I am not arguing with the core assertion of Mr. Steiner’s piece, that secular and non-theistic Jews are often overlooked and marginalized in purportedly pluralistic spaces. Even as a progressive Jew who has wrestled mightily with my own relationship with God and Jewish theology, I have made missteps; forgotten to include non-theistic programming on Shabbat mornings, and I have undoubtedly used language that may have alienated secular humanistic Jews. I will own these actions and commit myself to working hard to create truly pluralistic Jewish spaces. This argument, that the needs and experiences of secular humanistic Jews ought to be reflected in the fabric of the Jewish tent, stands on its own.

However, in Mr. Steiner’s essay, LGBTQ people – our oppression, liberation, and ongoing marginalization in Jewish spaces – served as a prop, as a rhetorical device to catch the reader’s interest. To compare use of the word “spiritual” to LGBTQ conversion therapy isn’t just uncomfortable, it is painful and dangerous. This piece asserts that LGBTQ people have “made it” in the Jewish community, that our oppression is no longer worth attention, and that secular is the new queer, so to speak. And yet, since February, at least two LGBTQ Jewish teens have killed themselves. With 45% of trans people between 18-44 having reported attempting suicide, it is a heartbreaking reality that we can assume that those two are not the only attempts in our community, but just the two that have crossed my desk in the last three months.

News in the US has been dominated in the last several weeks by reports of states fast-tracking legislation that directly targets LGBTQ people – trans people in particular – by repealing anti-discrimination legislation, pre-emptively forbidding municipalities from passing pro-LGBTQ protections, and encoding discrimination into the states’ legal codes. In North Carolina, Tennessee, Georgia, and dozens of states across the country, LGBTQ Jews are as much under attack as LGBTQ people of all faiths or no faith at all.

To argue that LGBTQ people’s struggle for justice and equality is passé – as Mr. Steiner implied – is precisely the opposite of what LGBTQ people need from our allies right now. We need Jewish communities across the country, of all affiliations and denominations, to be vocal advocates in their homes, social circles, religious communities, and in their state legislatures. Now is the time to be asserting that, as Jews, we stand against discrimination and in favor of a world where each one of us is treated with dignity and equality under the law.

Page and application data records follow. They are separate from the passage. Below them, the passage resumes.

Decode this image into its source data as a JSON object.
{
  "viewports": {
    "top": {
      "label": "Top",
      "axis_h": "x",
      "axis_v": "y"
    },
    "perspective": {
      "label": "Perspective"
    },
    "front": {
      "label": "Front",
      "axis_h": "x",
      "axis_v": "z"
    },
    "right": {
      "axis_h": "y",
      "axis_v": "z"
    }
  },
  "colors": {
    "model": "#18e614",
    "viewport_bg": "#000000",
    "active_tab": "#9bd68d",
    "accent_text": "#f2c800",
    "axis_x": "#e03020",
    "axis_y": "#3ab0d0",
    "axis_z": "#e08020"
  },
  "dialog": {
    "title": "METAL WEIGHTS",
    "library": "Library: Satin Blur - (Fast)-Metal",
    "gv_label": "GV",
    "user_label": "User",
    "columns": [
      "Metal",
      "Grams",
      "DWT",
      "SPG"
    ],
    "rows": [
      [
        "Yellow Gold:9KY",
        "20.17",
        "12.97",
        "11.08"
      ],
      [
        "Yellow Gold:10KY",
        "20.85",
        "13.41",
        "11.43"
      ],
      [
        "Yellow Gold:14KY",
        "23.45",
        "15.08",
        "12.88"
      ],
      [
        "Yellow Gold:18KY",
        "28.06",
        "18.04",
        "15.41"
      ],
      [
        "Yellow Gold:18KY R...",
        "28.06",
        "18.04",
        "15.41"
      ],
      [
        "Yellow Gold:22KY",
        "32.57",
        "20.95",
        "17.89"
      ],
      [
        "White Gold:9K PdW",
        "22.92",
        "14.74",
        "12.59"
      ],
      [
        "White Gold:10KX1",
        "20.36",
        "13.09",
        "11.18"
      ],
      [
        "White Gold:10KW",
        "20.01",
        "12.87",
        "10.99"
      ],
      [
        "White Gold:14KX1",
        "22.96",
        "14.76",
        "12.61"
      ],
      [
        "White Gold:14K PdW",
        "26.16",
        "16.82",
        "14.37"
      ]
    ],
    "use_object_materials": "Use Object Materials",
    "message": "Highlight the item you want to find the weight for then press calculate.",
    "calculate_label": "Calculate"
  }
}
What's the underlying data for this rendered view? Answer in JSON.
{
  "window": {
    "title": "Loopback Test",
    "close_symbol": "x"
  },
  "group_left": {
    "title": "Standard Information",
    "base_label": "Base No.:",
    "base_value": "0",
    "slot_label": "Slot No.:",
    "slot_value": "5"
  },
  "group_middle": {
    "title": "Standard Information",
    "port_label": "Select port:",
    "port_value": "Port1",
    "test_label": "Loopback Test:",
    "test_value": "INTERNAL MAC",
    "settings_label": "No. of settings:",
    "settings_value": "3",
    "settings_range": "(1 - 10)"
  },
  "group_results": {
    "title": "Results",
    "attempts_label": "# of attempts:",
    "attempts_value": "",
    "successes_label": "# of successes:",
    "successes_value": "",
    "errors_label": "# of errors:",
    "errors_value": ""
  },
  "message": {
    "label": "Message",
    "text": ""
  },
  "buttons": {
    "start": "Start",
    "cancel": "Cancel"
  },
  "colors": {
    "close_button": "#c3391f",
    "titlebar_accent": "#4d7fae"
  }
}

Mr. Steiner, I join my voice with your call for Jewish communities to do pluralism better. I can’t speak to CLAL’s program, but I am very much your ally in the work for a wide Jewish communal tent. There is important work to do in the U.S. as well as in Israel, where ultra-Orthodox dominance and control is a dangerous reality for secular Jews, progressive Jews, Palestinians, and LGBTQ people of all faiths and ethnicities. I am on your team.

But please, stop using LGBTQ people as a rhetorical device, and show up for us in true solidarity – not by erasing the reality of our ongoing struggle for the sake of your headline, but by advocating, beside us, for a world in which all of us are warmly embraced by our communities, families, and municipalities. Please, don’t use my life, and the lives of my people, as a strategy. Instead, let us pledge to show up for each other in solidarity and allyship, bringing our full selves to the work – queer and trans, straight, secular, and religious. May we go from strength to strength in the process..

Joanna Ware is Boston Regional Director at Keshet.